A Dark Vision Of 'Paris In The 20th Century'
ROBERT SIEGEL, host:
This is ALL THINGS CONSIDERED from NPR News. I'm Robert Siegel.
AUDIE CORNISH, host:
And I'm Audie Cornish.
When he was young, our commentator Andrei Codrescu used to find a rosy outlook in the writings of a certain French writer and futurist. More recently, he's been finding that outlook doesn't look quite so bright.
ANDREI CODRESCU: I was talking to Jules Verne, the writer who designs the future in my childhood, who made me want to live in a submarine with a library, which I did eventually in New York in the '60s. I named my dog Nemo.
Jules made me want to travel around the world fast, and I did that, too. I didn't go to the moon, but others did. And he even visited me when I was a kid in the Carpathians in his novel "The Castle in the Carpathians," where my great-grandmother La Stilla lived.
And I just read "Paris in the 20th Century," written in 1863 and published only in 1994. Your hero, Michel, looks for books in the bookstores and finds nothing but technology. He is a poet. His family of bankers considers him a disgrace to the century of machines, like his uncle Monsieur Huguenin, who is a librarian, a reader and an artist and also a disgrace.
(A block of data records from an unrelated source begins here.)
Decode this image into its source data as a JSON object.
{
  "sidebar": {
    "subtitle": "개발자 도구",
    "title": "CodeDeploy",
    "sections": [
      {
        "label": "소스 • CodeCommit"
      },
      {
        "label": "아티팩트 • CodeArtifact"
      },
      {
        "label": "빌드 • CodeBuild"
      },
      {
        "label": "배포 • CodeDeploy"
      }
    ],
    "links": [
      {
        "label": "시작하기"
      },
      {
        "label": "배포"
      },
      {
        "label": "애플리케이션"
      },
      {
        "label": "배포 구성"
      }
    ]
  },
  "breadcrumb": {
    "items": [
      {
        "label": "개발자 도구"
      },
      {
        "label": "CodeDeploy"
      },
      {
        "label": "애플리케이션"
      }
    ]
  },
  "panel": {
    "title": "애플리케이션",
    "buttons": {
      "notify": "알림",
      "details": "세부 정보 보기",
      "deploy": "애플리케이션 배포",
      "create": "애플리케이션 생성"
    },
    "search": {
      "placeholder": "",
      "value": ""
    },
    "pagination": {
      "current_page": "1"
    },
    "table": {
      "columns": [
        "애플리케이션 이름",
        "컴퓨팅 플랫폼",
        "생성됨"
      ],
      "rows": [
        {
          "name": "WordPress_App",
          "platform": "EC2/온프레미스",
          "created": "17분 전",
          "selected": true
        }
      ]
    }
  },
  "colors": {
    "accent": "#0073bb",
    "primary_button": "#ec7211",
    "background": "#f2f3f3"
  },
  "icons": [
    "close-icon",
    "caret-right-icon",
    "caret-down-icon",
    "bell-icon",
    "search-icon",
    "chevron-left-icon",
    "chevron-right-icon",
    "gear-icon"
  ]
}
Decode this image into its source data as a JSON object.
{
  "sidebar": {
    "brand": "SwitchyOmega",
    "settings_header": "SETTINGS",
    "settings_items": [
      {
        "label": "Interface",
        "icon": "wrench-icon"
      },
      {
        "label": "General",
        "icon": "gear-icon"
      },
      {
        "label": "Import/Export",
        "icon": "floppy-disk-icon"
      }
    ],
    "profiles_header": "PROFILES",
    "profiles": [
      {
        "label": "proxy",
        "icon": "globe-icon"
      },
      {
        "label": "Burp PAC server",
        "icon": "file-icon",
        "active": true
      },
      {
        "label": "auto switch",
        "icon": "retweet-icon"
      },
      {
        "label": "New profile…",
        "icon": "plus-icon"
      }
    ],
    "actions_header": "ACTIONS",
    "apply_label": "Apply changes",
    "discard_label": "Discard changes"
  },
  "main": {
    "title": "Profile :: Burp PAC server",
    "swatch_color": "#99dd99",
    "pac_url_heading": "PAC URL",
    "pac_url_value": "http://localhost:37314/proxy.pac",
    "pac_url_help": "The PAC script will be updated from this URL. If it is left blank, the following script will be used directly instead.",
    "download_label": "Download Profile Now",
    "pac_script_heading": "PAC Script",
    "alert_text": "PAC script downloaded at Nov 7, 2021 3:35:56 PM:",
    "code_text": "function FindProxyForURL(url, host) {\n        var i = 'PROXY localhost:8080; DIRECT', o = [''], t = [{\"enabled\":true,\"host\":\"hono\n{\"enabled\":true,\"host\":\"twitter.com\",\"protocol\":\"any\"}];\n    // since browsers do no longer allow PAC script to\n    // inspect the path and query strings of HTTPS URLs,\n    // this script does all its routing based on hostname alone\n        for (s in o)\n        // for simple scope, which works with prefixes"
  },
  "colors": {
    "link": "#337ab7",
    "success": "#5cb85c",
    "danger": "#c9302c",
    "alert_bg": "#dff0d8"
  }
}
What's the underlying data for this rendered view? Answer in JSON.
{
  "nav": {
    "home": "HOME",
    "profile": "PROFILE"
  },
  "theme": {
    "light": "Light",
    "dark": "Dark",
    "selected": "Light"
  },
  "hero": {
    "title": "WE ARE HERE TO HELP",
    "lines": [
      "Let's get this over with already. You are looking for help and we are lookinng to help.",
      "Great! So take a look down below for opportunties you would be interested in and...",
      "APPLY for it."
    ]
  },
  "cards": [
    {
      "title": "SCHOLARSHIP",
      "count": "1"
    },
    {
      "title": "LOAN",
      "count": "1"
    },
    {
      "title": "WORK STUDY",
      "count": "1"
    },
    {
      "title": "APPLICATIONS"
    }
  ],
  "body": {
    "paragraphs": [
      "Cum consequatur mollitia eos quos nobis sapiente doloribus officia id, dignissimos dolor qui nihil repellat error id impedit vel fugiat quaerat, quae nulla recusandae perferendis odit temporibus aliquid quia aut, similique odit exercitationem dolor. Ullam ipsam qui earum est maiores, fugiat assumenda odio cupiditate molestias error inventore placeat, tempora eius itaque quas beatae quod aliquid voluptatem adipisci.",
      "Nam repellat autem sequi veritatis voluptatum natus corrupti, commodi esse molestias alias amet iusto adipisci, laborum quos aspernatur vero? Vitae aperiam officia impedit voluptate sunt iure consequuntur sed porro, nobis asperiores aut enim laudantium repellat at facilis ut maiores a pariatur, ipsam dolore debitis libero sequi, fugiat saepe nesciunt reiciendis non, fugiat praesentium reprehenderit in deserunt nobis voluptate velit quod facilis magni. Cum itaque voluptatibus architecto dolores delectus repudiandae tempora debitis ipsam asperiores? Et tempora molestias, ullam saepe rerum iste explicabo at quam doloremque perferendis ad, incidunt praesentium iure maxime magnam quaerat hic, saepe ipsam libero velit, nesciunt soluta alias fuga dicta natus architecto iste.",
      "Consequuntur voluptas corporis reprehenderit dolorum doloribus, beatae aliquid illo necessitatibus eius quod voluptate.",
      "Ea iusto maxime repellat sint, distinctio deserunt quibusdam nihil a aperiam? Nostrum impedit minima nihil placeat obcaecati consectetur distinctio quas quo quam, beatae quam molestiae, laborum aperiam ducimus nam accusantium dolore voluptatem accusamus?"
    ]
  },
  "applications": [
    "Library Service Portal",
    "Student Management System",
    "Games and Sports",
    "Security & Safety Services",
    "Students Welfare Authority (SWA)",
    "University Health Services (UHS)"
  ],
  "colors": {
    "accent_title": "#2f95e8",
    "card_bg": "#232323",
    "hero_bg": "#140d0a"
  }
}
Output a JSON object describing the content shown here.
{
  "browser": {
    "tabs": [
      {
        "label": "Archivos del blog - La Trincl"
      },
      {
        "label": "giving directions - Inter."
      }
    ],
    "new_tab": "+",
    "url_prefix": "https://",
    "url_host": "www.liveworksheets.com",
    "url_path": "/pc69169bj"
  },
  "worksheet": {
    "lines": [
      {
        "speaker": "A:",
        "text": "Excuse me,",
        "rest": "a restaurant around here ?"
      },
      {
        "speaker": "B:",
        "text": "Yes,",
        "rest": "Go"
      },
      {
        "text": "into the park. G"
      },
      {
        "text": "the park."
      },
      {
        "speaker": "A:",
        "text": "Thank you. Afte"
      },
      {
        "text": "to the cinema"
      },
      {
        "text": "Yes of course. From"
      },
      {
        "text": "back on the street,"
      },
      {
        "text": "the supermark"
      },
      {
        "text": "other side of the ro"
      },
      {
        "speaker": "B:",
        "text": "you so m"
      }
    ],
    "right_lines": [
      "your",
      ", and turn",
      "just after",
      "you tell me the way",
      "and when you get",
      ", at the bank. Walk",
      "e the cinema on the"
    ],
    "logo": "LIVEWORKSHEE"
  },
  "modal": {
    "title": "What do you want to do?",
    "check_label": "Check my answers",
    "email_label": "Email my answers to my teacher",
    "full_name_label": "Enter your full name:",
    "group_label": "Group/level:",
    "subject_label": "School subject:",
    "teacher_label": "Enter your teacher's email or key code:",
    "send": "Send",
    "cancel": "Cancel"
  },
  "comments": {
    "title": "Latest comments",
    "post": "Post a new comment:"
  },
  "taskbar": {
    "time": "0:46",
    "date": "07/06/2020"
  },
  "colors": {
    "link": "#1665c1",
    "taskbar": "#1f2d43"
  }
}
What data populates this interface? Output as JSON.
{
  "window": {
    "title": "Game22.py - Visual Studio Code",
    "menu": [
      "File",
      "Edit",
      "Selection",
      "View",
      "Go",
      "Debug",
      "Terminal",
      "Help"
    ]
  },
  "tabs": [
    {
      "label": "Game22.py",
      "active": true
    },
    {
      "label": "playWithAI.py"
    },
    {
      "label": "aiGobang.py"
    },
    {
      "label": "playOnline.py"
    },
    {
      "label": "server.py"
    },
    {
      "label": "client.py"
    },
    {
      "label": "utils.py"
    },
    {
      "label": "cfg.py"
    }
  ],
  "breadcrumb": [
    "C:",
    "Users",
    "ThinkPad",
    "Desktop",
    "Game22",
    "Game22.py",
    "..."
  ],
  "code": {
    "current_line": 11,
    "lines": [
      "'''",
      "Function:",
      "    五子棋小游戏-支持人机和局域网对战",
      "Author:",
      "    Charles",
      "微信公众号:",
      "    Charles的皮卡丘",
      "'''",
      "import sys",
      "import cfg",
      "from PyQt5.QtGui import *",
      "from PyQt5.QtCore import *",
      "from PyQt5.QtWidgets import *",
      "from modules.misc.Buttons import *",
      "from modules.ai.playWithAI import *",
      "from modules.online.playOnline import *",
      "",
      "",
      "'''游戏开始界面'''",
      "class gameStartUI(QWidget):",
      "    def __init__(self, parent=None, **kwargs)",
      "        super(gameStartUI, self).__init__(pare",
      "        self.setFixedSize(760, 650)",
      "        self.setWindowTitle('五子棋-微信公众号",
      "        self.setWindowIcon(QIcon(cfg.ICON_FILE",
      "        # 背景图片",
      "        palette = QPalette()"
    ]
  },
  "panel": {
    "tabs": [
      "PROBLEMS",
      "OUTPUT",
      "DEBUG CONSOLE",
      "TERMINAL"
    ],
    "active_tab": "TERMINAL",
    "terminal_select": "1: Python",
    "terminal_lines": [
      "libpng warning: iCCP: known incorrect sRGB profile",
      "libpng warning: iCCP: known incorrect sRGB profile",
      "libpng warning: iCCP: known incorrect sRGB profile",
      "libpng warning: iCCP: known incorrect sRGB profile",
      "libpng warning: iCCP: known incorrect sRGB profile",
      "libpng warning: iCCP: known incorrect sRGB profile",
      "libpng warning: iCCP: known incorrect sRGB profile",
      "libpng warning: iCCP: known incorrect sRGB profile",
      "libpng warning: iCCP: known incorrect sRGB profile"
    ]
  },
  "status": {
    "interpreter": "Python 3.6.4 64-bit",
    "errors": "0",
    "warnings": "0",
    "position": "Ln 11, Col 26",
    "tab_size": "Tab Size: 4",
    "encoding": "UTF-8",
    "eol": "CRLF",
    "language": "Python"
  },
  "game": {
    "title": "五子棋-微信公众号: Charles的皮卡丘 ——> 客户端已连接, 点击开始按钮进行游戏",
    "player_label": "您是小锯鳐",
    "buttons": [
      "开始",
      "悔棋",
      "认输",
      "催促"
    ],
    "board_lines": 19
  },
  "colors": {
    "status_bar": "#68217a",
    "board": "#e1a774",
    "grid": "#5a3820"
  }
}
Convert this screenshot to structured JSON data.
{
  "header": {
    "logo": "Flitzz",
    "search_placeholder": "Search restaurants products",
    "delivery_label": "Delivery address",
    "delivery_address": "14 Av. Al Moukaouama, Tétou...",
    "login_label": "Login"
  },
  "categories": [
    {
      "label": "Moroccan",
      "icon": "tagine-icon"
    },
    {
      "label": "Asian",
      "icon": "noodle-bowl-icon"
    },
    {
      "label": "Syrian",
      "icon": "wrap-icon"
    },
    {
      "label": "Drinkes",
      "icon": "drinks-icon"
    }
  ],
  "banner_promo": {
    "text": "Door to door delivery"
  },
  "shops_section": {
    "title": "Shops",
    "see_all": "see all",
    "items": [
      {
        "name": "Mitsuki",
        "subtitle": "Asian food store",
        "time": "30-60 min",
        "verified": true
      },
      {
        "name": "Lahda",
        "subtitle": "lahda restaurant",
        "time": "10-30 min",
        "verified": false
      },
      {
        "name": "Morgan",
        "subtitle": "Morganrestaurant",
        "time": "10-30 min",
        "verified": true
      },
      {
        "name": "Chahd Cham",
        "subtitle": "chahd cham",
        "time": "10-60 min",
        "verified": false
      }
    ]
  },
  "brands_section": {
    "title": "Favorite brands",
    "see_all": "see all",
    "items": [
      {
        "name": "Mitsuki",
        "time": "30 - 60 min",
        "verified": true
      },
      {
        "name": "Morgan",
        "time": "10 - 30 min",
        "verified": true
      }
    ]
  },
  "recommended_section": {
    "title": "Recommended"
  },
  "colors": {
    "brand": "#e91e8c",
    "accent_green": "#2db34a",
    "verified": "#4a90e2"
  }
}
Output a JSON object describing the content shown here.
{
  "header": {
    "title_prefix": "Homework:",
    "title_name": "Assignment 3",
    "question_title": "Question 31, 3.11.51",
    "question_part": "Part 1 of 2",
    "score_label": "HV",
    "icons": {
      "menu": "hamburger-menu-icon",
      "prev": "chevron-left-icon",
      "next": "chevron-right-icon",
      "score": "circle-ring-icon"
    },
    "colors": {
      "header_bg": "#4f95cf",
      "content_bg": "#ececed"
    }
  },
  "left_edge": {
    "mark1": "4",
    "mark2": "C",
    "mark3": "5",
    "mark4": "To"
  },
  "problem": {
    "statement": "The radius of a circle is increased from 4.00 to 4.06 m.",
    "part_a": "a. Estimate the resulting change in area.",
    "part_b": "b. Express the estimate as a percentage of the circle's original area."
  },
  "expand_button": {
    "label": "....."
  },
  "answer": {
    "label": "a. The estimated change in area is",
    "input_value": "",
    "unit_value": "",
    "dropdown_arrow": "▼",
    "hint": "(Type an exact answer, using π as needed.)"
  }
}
In a time when robots do all the killing, in a world where there are no journalists because machines write their own news, they are perfect. And then a dreadful winter descends on Europe, resulting in a mass famine, temperatures 30 below zero, food supplies destroyed, all rivers frozen, and Michel dies in that machine world, weeping over the grave of a dead poet.
And now I'm a grownup, 10 years into the 21st century, and the world looks a lot like you called it. And I can see why you waited 100 years to publish this, Jules. If you hadn't, I might have grown up a lot less hopeful and given submarines and airplanes a wide berth.
I might have lived in a cave if you weren't so optimistic about the future, dear Jules, Monsieur Verne. I have no choice now but to download you into my Kindle, more fuel for the bonfires greeting the sci-fi year 2011.
CORNISH: Commentator Andrei Codrescu says his new book "The Poetry Lesson" is the last book written by a human.
NPR transcripts are created on a rush deadline by Verb8tm, Inc., an NPR contractor, and produced using a proprietary transcription process developed with NPR. This text may not be in its final form and may be updated or revised in the future. Accuracy and availability may vary. The authoritative record of NPR’s programming is the audio record.